Task input —

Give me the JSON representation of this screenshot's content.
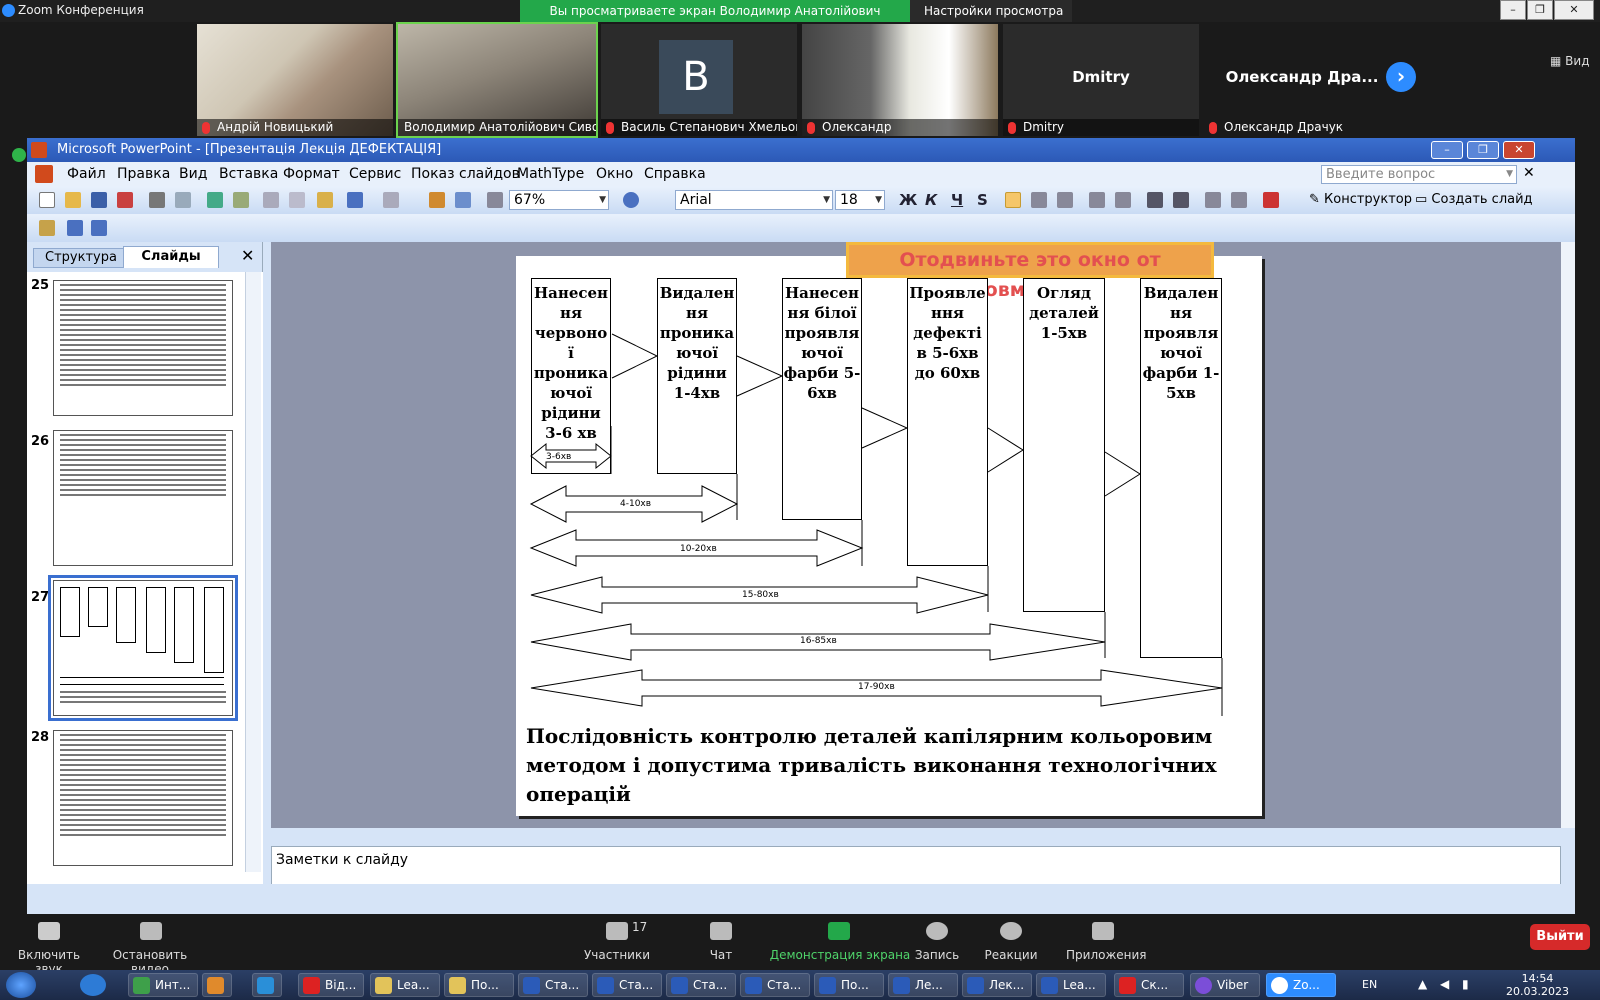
{
  "zoom": {
    "window_title": "Zoom Конференция",
    "share_banner": "Вы просматриваете экран Володимир Анатолійович Сиволап...",
    "view_settings": "Настройки просмотра",
    "view_label": "Вид",
    "participants": [
      {
        "name": "Андрій Новицький"
      },
      {
        "name": "Володимир Анатолійович Сиво..."
      },
      {
        "name": "Василь Степанович Хмельов...",
        "initial": "B"
      },
      {
        "name": "Олександр"
      },
      {
        "name": "Dmitry",
        "center": "Dmitry"
      },
      {
        "name": "Олександр Драчук",
        "center": "Олександр  Дра..."
      }
    ],
    "bottom": {
      "mute": "Включить звук",
      "video": "Остановить видео",
      "participants": "Участники",
      "participants_count": "17",
      "chat": "Чат",
      "share": "Демонстрация экрана",
      "record": "Запись",
      "reactions": "Реакции",
      "apps": "Приложения",
      "exit": "Выйти"
    }
  },
  "ppt": {
    "title": "Microsoft PowerPoint - [Презентація  Лекція ДЕФЕКТАЦІЯ]",
    "menu": [
      "Файл",
      "Правка",
      "Вид",
      "Вставка",
      "Формат",
      "Сервис",
      "Показ слайдов",
      "MathType",
      "Окно",
      "Справка"
    ],
    "ask_placeholder": "Введите вопрос",
    "zoom": "67%",
    "font": "Arial",
    "font_size": "18",
    "fmt": {
      "bold": "Ж",
      "italic": "К",
      "underline": "Ч",
      "shadow": "S"
    },
    "designer": "Конструктор",
    "new_slide": "Создать слайд",
    "tabs": {
      "structure": "Структура",
      "slides": "Слайды"
    },
    "slide_numbers": [
      "25",
      "26",
      "27",
      "28"
    ],
    "notes_placeholder": "Заметки к слайду",
    "share_warning": "Отодвиньте это окно от совместно"
  },
  "slide": {
    "columns": [
      "Нанесен ня червоно ї проника ючої рідини 3-6 хв",
      "Видален ня проника ючої рідини 1-4хв",
      "Нанесен ня білої проявля ючої фарби 5-6хв",
      "Проявле ння дефекті в 5-6хв до 60хв",
      "Огляд деталей 1-5хв",
      "Видален ня проявля ючої фарби 1-5хв"
    ],
    "durations": [
      "3-6хв",
      "4-10хв",
      "10-20хв",
      "15-80хв",
      "16-85хв",
      "17-90хв"
    ],
    "caption": "Послідовність контролю деталей капілярним кольоровим методом і допустима тривалість виконання технологічних операцій"
  },
  "taskbar": {
    "items": [
      "Инт...",
      "",
      "",
      "Від...",
      "Lea...",
      "По...",
      "Ста...",
      "Ста...",
      "Ста...",
      "Ста...",
      "По...",
      "Ле...",
      "Лек...",
      "Lea...",
      "Ск...",
      "Viber",
      "Zo..."
    ],
    "lang": "EN",
    "time": "14:54",
    "date": "20.03.2023"
  }
}
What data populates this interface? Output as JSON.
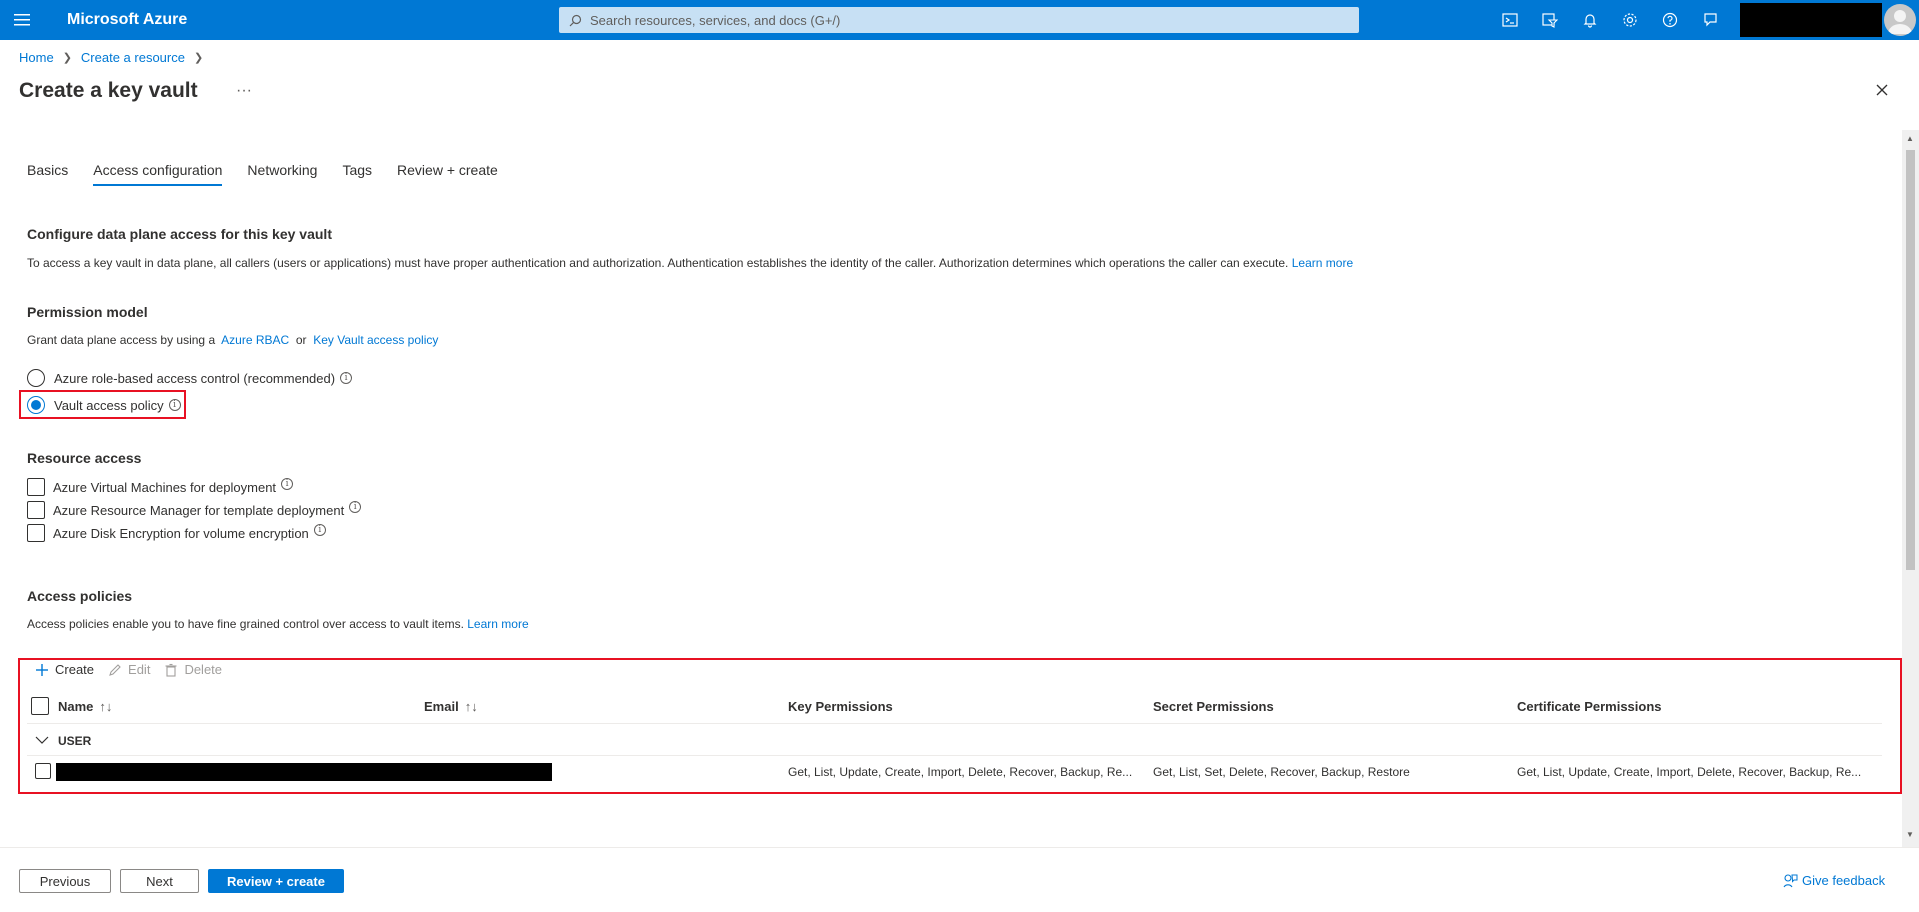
{
  "topbar": {
    "brand": "Microsoft Azure",
    "search_placeholder": "Search resources, services, and docs (G+/)",
    "icons": [
      "cloud-shell-icon",
      "directory-filter-icon",
      "notifications-icon",
      "settings-icon",
      "help-icon",
      "feedback-icon"
    ]
  },
  "breadcrumb": {
    "home": "Home",
    "create_resource": "Create a resource"
  },
  "page": {
    "title": "Create a key vault",
    "more": "···"
  },
  "tabs": [
    "Basics",
    "Access configuration",
    "Networking",
    "Tags",
    "Review + create"
  ],
  "data_plane": {
    "heading": "Configure data plane access for this key vault",
    "description": "To access a key vault in data plane, all callers (users or applications) must have proper authentication and authorization. Authentication establishes the identity of the caller. Authorization determines which operations the caller can execute.",
    "learn_more": "Learn more"
  },
  "permission_model": {
    "heading": "Permission model",
    "intro": "Grant data plane access by using a",
    "rbac_link": "Azure RBAC",
    "or": "or",
    "policy_link": "Key Vault access policy",
    "options": [
      {
        "label": "Azure role-based access control (recommended)",
        "checked": false
      },
      {
        "label": "Vault access policy",
        "checked": true
      }
    ]
  },
  "resource_access": {
    "heading": "Resource access",
    "options": [
      {
        "label": "Azure Virtual Machines for deployment",
        "checked": false
      },
      {
        "label": "Azure Resource Manager for template deployment",
        "checked": false
      },
      {
        "label": "Azure Disk Encryption for volume encryption",
        "checked": false
      }
    ]
  },
  "access_policies": {
    "heading": "Access policies",
    "description": "Access policies enable you to have fine grained control over access to vault items.",
    "learn_more": "Learn more",
    "commands": {
      "create": "Create",
      "edit": "Edit",
      "delete": "Delete"
    },
    "columns": {
      "name": "Name",
      "email": "Email",
      "key": "Key Permissions",
      "secret": "Secret Permissions",
      "certificate": "Certificate Permissions"
    },
    "group": "USER",
    "row": {
      "key": "Get, List, Update, Create, Import, Delete, Recover, Backup, Re...",
      "secret": "Get, List, Set, Delete, Recover, Backup, Restore",
      "certificate": "Get, List, Update, Create, Import, Delete, Recover, Backup, Re..."
    }
  },
  "footer": {
    "previous": "Previous",
    "next": "Next",
    "review_create": "Review + create",
    "feedback": "Give feedback"
  }
}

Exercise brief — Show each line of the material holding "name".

Final answer —
        "name": "Андрій Новицький"
        "name": "Володимир Анатолійович Сиво..."
        "name": "Василь Степанович Хмельов...",
        "name": "Олександр"
        "name": "Dmitry",
        "name": "Олександр Драчук",
      "name": "Name",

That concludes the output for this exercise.